Situated at the junction of the rivers Lour and Spey, the distillery is surrounded by glorious scenery, dominated by the rugged peaks of Ben Rinnes a short distance away. Pure spring water for making the whisky is drawn from the Lour, and the maturing spirit in the warehouse beneficially inhales the moist Speyside air.
Aberlour is an ancient place as well as a beautiful one. For more than 1,400 years there has been a community there and signs of its long heritage are all around, from the age-old oak trees above Linn Falls to the mysterious standing stones on Fairy Hill.
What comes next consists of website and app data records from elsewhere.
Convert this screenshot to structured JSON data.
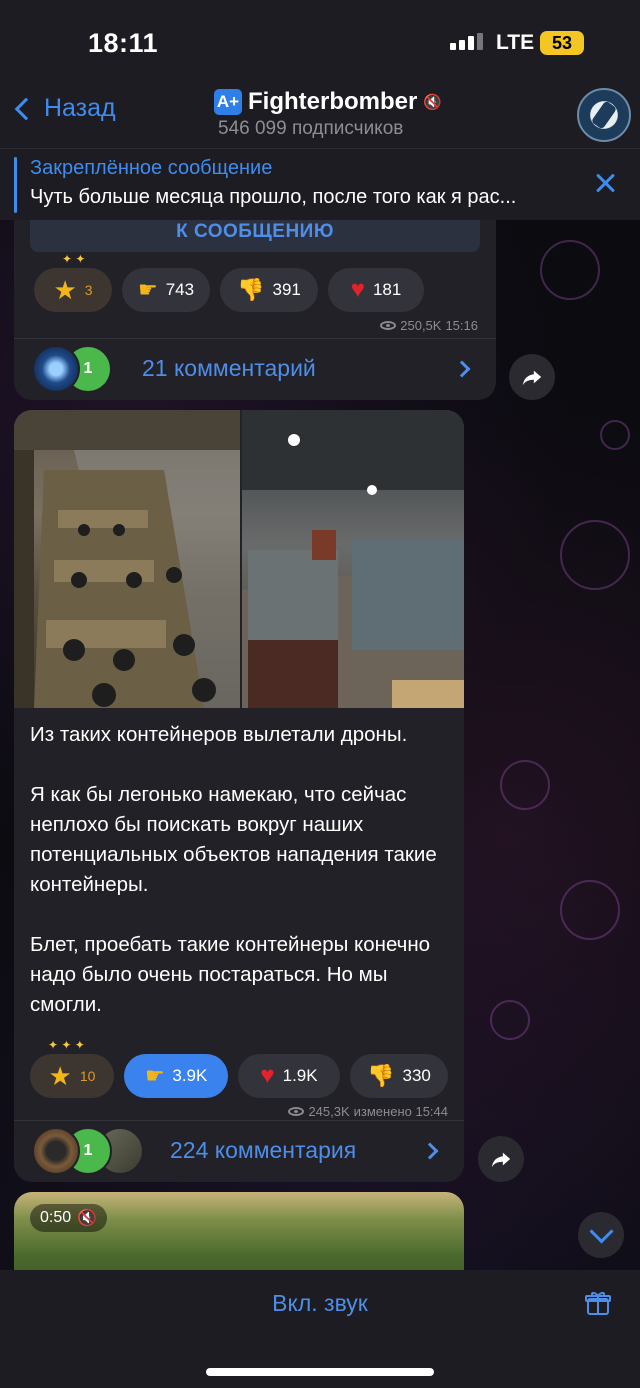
{
  "status_bar": {
    "time": "18:11",
    "network": "LTE",
    "battery": "53"
  },
  "header": {
    "back_label": "Назад",
    "channel_name": "Fighterbomber",
    "channel_badge": "A+",
    "subscribers": "546 099 подписчиков",
    "muted_icon": "mute-icon"
  },
  "pinned": {
    "title": "Закреплённое сообщение",
    "text": "Чуть больше месяца прошло, после того как я рас..."
  },
  "post1": {
    "goto_button": "К СООБЩЕНИЮ",
    "star_count": "3",
    "reactions": [
      {
        "icon": "pointing-hand-icon",
        "count": "743"
      },
      {
        "icon": "thumbs-down-icon",
        "count": "391"
      },
      {
        "icon": "heart-icon",
        "count": "181"
      }
    ],
    "views": "250,5K",
    "time": "15:16",
    "comments_badge": "1",
    "comments_label": "21 комментарий"
  },
  "post2": {
    "text": "Из таких контейнеров вылетали дроны.\n\nЯ как бы легонько намекаю, что сейчас неплохо бы поискать вокруг наших потенциальных объектов нападения такие контейнеры.\n\nБлет, проебать такие контейнеры конечно надо было очень постараться. Но мы смогли.",
    "star_count": "10",
    "reactions": [
      {
        "icon": "pointing-hand-icon",
        "count": "3.9K",
        "active": true
      },
      {
        "icon": "heart-icon",
        "count": "1.9K"
      },
      {
        "icon": "thumbs-down-icon",
        "count": "330"
      }
    ],
    "views": "245,3K",
    "edited_time": "изменено 15:44",
    "comments_badge": "1",
    "comments_label": "224 комментария"
  },
  "post3": {
    "video_duration": "0:50"
  },
  "bottom": {
    "unmute_label": "Вкл. звук"
  },
  "colors": {
    "accent": "#3f8cf0",
    "bubble": "#212127",
    "active_reaction": "#3a82ee"
  }
}
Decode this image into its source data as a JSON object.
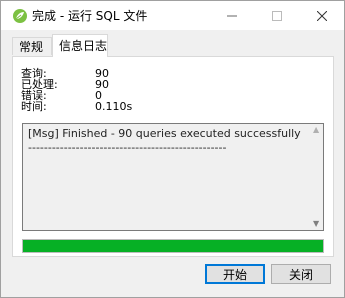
{
  "window": {
    "title": "完成 - 运行 SQL 文件",
    "app_icon": "green-leaf-icon",
    "controls": {
      "minimize": "minimize-icon",
      "maximize": "maximize-icon",
      "close": "close-icon"
    }
  },
  "tabs": [
    {
      "label": "常规",
      "selected": false
    },
    {
      "label": "信息日志",
      "selected": true
    }
  ],
  "stats": [
    {
      "label": "查询:",
      "value": "90"
    },
    {
      "label": "已处理:",
      "value": "90"
    },
    {
      "label": "错误:",
      "value": "0"
    },
    {
      "label": "时间:",
      "value": "0.110s"
    }
  ],
  "log": {
    "lines": [
      "[Msg] Finished - 90 queries executed successfully",
      "--------------------------------------------------"
    ]
  },
  "progress": {
    "percent": 100,
    "color": "#06b025"
  },
  "buttons": {
    "start": "开始",
    "close": "关闭"
  }
}
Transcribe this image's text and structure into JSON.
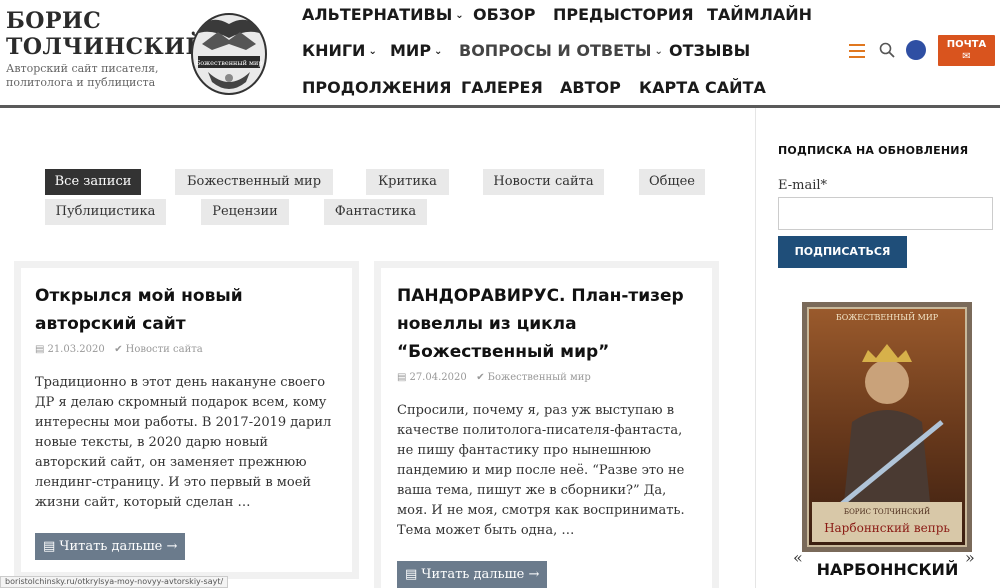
{
  "header": {
    "title_line1": "БОРИС",
    "title_line2": "ТОЛЧИНСКИЙ",
    "tagline_line1": "Авторский сайт писателя,",
    "tagline_line2": "политолога и публициста",
    "logo_text": "Божественный мир",
    "nav": [
      {
        "label": "АЛЬТЕРНАТИВЫ",
        "has_dropdown": true
      },
      {
        "label": "ОБЗОР",
        "has_dropdown": false
      },
      {
        "label": "ПРЕДЫСТОРИЯ",
        "has_dropdown": false
      },
      {
        "label": "ТАЙМЛАЙН",
        "has_dropdown": false
      },
      {
        "label": "КНИГИ",
        "has_dropdown": true
      },
      {
        "label": "МИР",
        "has_dropdown": true
      },
      {
        "label": "ВОПРОСЫ И ОТВЕТЫ",
        "has_dropdown": true
      },
      {
        "label": "ОТЗЫВЫ",
        "has_dropdown": false
      },
      {
        "label": "ПРОДОЛЖЕНИЯ",
        "has_dropdown": false
      },
      {
        "label": "ГАЛЕРЕЯ",
        "has_dropdown": false
      },
      {
        "label": "АВТОР",
        "has_dropdown": false
      },
      {
        "label": "КАРТА САЙТА",
        "has_dropdown": false
      }
    ],
    "caret": "⌄",
    "mail_label": "ПОЧТА",
    "mail_icon": "✉",
    "colors": {
      "accent": "#d9541e",
      "avatar": "#2f4fa3",
      "hamburger": "#e0771f"
    }
  },
  "filters": [
    {
      "label": "Все записи",
      "active": true
    },
    {
      "label": "Божественный мир",
      "active": false
    },
    {
      "label": "Критика",
      "active": false
    },
    {
      "label": "Новости сайта",
      "active": false
    },
    {
      "label": "Общее",
      "active": false
    },
    {
      "label": "Публицистика",
      "active": false
    },
    {
      "label": "Рецензии",
      "active": false
    },
    {
      "label": "Фантастика",
      "active": false
    }
  ],
  "posts": [
    {
      "title": "Открылся мой новый авторский сайт",
      "date": "21.03.2020",
      "category": "Новости сайта",
      "excerpt": "Традиционно в этот день накануне своего ДР я делаю скромный подарок всем, кому интересны мои работы. В 2017-2019 дарил новые тексты, в 2020 дарю новый авторский сайт, он заменяет прежнюю лендинг-страницу. И это первый в моей жизни сайт, который сделан …",
      "read_more": "Читать дальше →"
    },
    {
      "title": "ПАНДОРАВИРУС. План-тизер новеллы из цикла “Божественный мир”",
      "date": "27.04.2020",
      "category": "Божественный мир",
      "excerpt": "Спросили, почему я, раз уж выступаю в качестве политолога-писателя-фантаста, не пишу фантастику про нынешнюю пандемию и мир после неё. “Разве это не ваша тема, пишут же в сборники?” Да, моя. И не моя, смотря как воспринимать. Тема может быть одна, …",
      "read_more": "Читать дальше →"
    }
  ],
  "icons": {
    "calendar": "calendar-icon",
    "category": "check-circle-icon",
    "read_more": "list-icon"
  },
  "sidebar": {
    "subscribe_title": "ПОДПИСКА НА ОБНОВЛЕНИЯ",
    "email_label": "E-mail*",
    "email_value": "",
    "subscribe_button": "ПОДПИСАТЬСЯ",
    "book_series": "БОЖЕСТВЕННЫЙ МИР",
    "book_author": "БОРИС ТОЛЧИНСКИЙ",
    "book_title": "Нарбоннский вепрь",
    "book_caption": "НАРБОННСКИЙ",
    "prev": "«",
    "next": "»"
  },
  "status_bar_url": "boristolchinsky.ru/otkrylsya-moy-novyy-avtorskiy-sayt/"
}
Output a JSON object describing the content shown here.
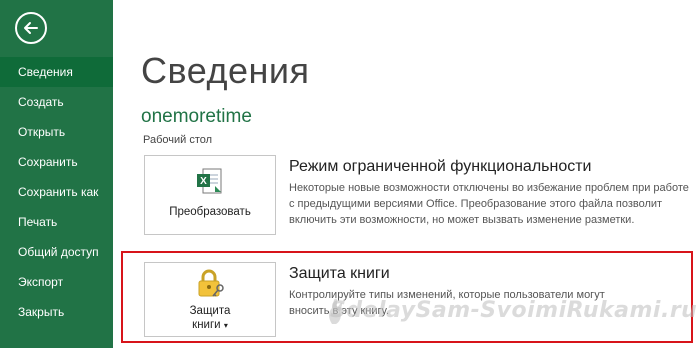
{
  "sidebar": {
    "items": [
      {
        "label": "Сведения",
        "active": true
      },
      {
        "label": "Создать"
      },
      {
        "label": "Открыть"
      },
      {
        "label": "Сохранить"
      },
      {
        "label": "Сохранить как"
      },
      {
        "label": "Печать"
      },
      {
        "label": "Общий доступ"
      },
      {
        "label": "Экспорт"
      },
      {
        "label": "Закрыть"
      }
    ],
    "color": "#217346"
  },
  "main": {
    "title": "Сведения",
    "document_name": "onemoretime",
    "document_location": "Рабочий стол"
  },
  "sections": {
    "compat": {
      "button_label": "Преобразовать",
      "icon": "excel-convert-icon",
      "title": "Режим ограниченной функциональности",
      "description": "Некоторые новые возможности отключены во избежание проблем при работе с предыдущими версиями Office. Преобразование этого файла позволит включить эти возможности, но может вызвать изменение разметки."
    },
    "protect": {
      "button_label_line1": "Защита",
      "button_label_line2": "книги",
      "dropdown_glyph": "▾",
      "icon": "lock-key-icon",
      "title": "Защита книги",
      "description": "Контролируйте типы изменений, которые пользователи могут вносить в эту книгу."
    }
  },
  "watermark": "SdelaySam-SvoimiRukami.ru"
}
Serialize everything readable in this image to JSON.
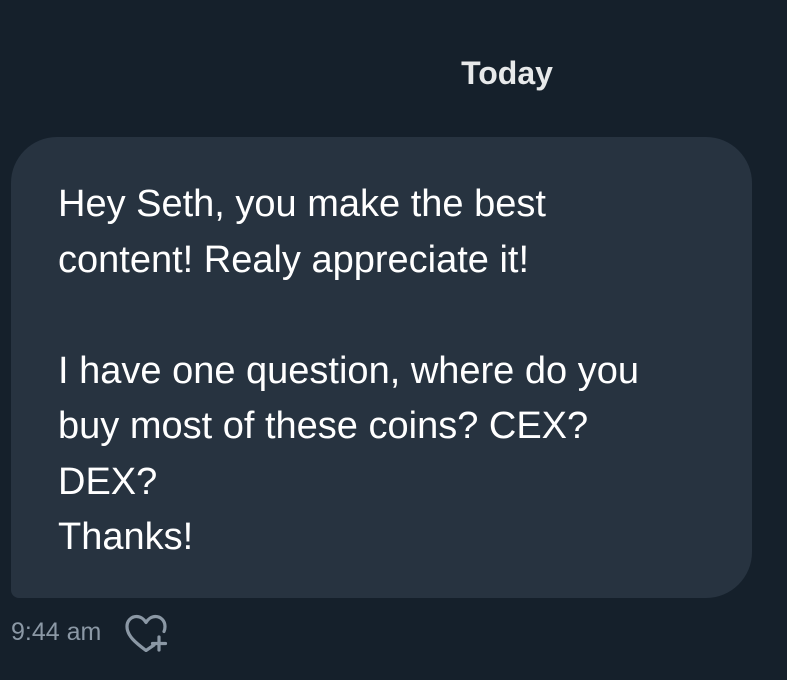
{
  "conversation": {
    "date_separator": "Today"
  },
  "message": {
    "lines": [
      "Hey Seth, you make the best",
      "content! Realy appreciate it!",
      "",
      "I have one question, where do you",
      "buy most of these coins? CEX?",
      "DEX?",
      "Thanks!"
    ],
    "timestamp": "9:44 am",
    "reaction_icon": "heart-plus-icon"
  },
  "colors": {
    "background": "#15202b",
    "bubble": "#273340",
    "text": "#ffffff",
    "muted": "#8b98a5"
  }
}
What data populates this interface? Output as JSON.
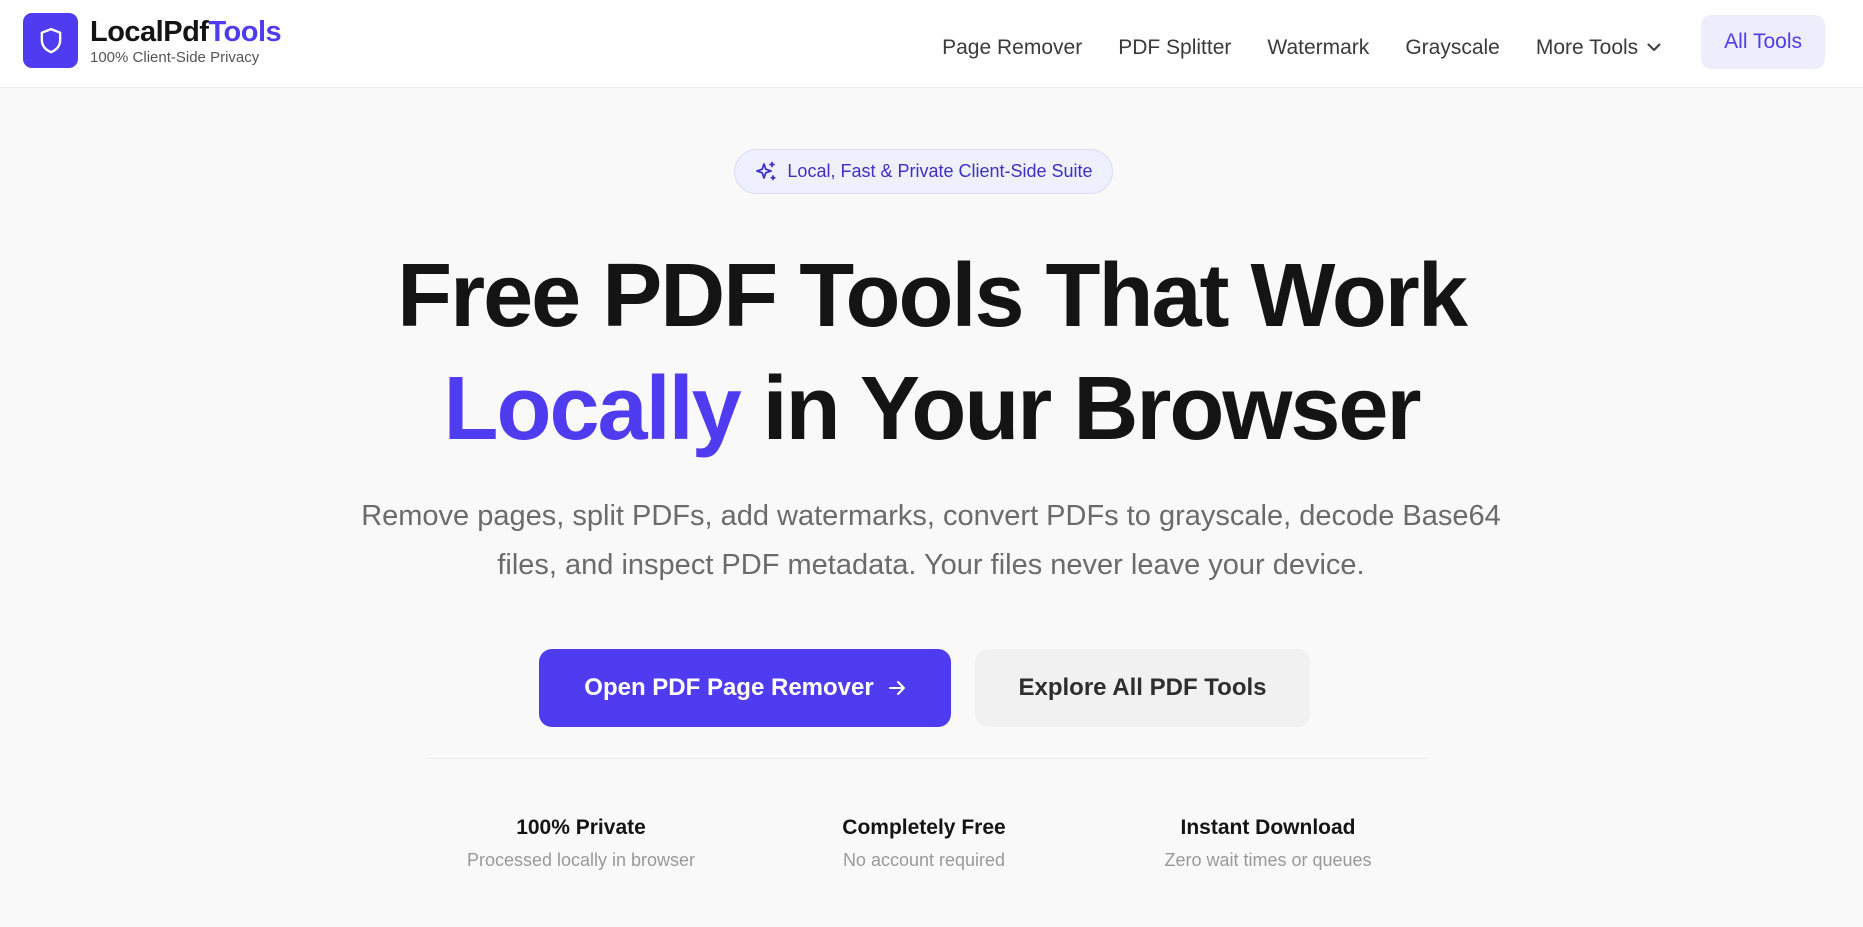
{
  "header": {
    "brand_part1": "LocalPdf",
    "brand_part2": "Tools",
    "tagline": "100% Client-Side Privacy",
    "nav": [
      {
        "label": "Page Remover"
      },
      {
        "label": "PDF Splitter"
      },
      {
        "label": "Watermark"
      },
      {
        "label": "Grayscale"
      }
    ],
    "more_label": "More Tools",
    "all_tools_label": "All Tools"
  },
  "hero": {
    "badge": "Local, Fast & Private Client-Side Suite",
    "title_line1": "Free PDF Tools That Work",
    "title_highlight": "Locally",
    "title_line2_rest": " in Your Browser",
    "subtitle": "Remove pages, split PDFs, add watermarks, convert PDFs to grayscale, decode Base64 files, and inspect PDF metadata. Your files never leave your device.",
    "primary_button": "Open PDF Page Remover",
    "secondary_button": "Explore All PDF Tools"
  },
  "features": [
    {
      "title": "100% Private",
      "desc": "Processed locally in browser"
    },
    {
      "title": "Completely Free",
      "desc": "No account required"
    },
    {
      "title": "Instant Download",
      "desc": "Zero wait times or queues"
    }
  ],
  "icons": {
    "logo": "shield-icon",
    "badge": "sparkles-icon",
    "more": "chevron-down-icon",
    "primary_button": "arrow-right-icon"
  },
  "colors": {
    "accent": "#4f3cf0",
    "accent_soft": "#eeedfc",
    "text": "#141414",
    "muted": "#6b6b6b"
  }
}
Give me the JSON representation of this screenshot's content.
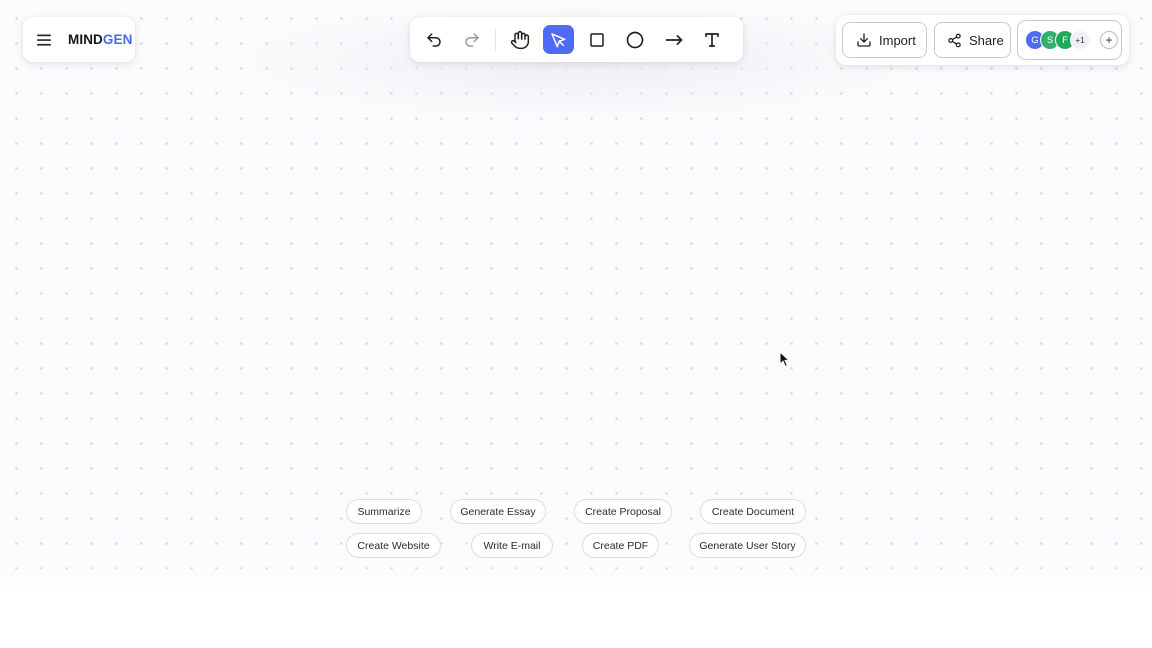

The distillery was founded in 1879 by James Fleming, who shrewdly built it on the site of St Drostan's Well, thus securing forever this priceless source of pure spring water. When the journalist Alfred Barnard visited Aberlour in the 1880s, as part of his exhaustive survey of Scottish whisky distilleries, he described James Fleming's new establishment as a "perfect modern Distillery".
In 1898 a fire destroyed several of the distillery buildings and most of the whisky stocks. Under the supervision of Scotland's foremost designer of whisky distilleries, Charles Doig of Elgin, the Aberlour Distillery was largely rebuilt.
Over the past 100 years, with modernisation and technology, the landscape of the distillery has inevitably altered, though many of the original features are still there and the traditional working character of the place remains unchanged. The latest addition is the new Visitors Centre - the Fleming Rooms - named after the founder of the distillery.
Founder of the Aberlour Distillery, James Fleming (1830-95) was a man of enterprise, vision and compassion. The son of a local tenant farmer, he became a grain dealer with many whisky distillers among his customers.
This encouraged him to establish his own distillery and create a whisky of distinction. He acquired the land at Aberlour and with it the priceless water source of St Drostan's Well. Work began in 1879 and within a year the whisky began to flow.
James Fleming was a man of extraordinary generosity. He built a community hall for the people of Aberlour and left money to fund the construction of a hospital and a bridge across the River Spey. Self-effacing and modest, he lived by his family motto (bestowed on it by Robert the Bruce) of "Let the Deed Show". A sentiment appropriately displayed on every bottle of Aberlour.
The crystal-clear spring water that cascades down the slopes of Ben Rinnes, and makes its way from there along the Lour valley to the distillery, is the lifeblood of Aberlour malt whisky.
The plentiful rain and snow that falls on "The Ben" is filtered through layers of peat. The mountain itself is made of granite, which being very hard gives only trace elements to the water rather than minerals. As a result, the water that emerges from the ground is very soft.
Not a drop of this precious water is wasted. Only the required amount for each batch of whisky production is drawn off from the springs. Apart from being heated prior to joining the grist (ground malt) in the mash tun, the water is untreated in any way. Nothing is added and nothing needs taking away. It is a gift from Nature, pure and simple.
Character and Style of Aberlour
- Milk Chocolate
- Dried Fruit
Created some 500 million years ago through massive volcanic upheavals, the Highlands are among the oldest rock formations on earth. During the Ice Age the landscape underwent further dramatic changes, the glaciers cropping and smoothing the mountaintops and gouging out the glens. When the ice subsequently melted, Scotland's famous lochs were formed.
The Highlands have been described by ecologists as the last great wilderness in Europe. They are large and largely empty, the terrain and climate creating ideal conditions for making whisky. Down the slopes of the hills and mountains fast-flowing streams tumble through rich peat cloaked in fragrant heather, influencing the flavour and character of the whisky. The air is clear and bracing, and the soft Highland mist seeps into the maturing spirit leaving an indefinable imprint.
What the experts say about Aberlour Single Malt:
"Lovers of the richer style of Speyside malt rightly regard Aberlour as being in the top echelon."
Michael Jackson, Malt Whisky Companion
"A first rate Speyside single malt . . . a beefy 10 year old . . . with a multi-layered complexity . . for admirers of neater, thicker expressions."
F Paul Pacult, editor of Spirit Journal
"A smooth, rich, sherried Speyside malt which is an ideal after-dinner drink."
Carol P Shaw, Classic Malts
[Aberlour 10 Year Old] "This whisky has a voluptuous body, and a typical Speyside sweet, estery, bubblegum and pear-drops flavour that is well-balanced with a clean, sweetish finish."
Charles Maclean, Malt Whisky
"Aberlour is a beautiful amber single malt."
Helen Arthur, The Single Malt Whisky Companion
"Few distilleries in the world fill me with such a plethora of warm memories and experiences as Aberlour. Inside and outside the glass."
James Murray, whisky writer and broadcaster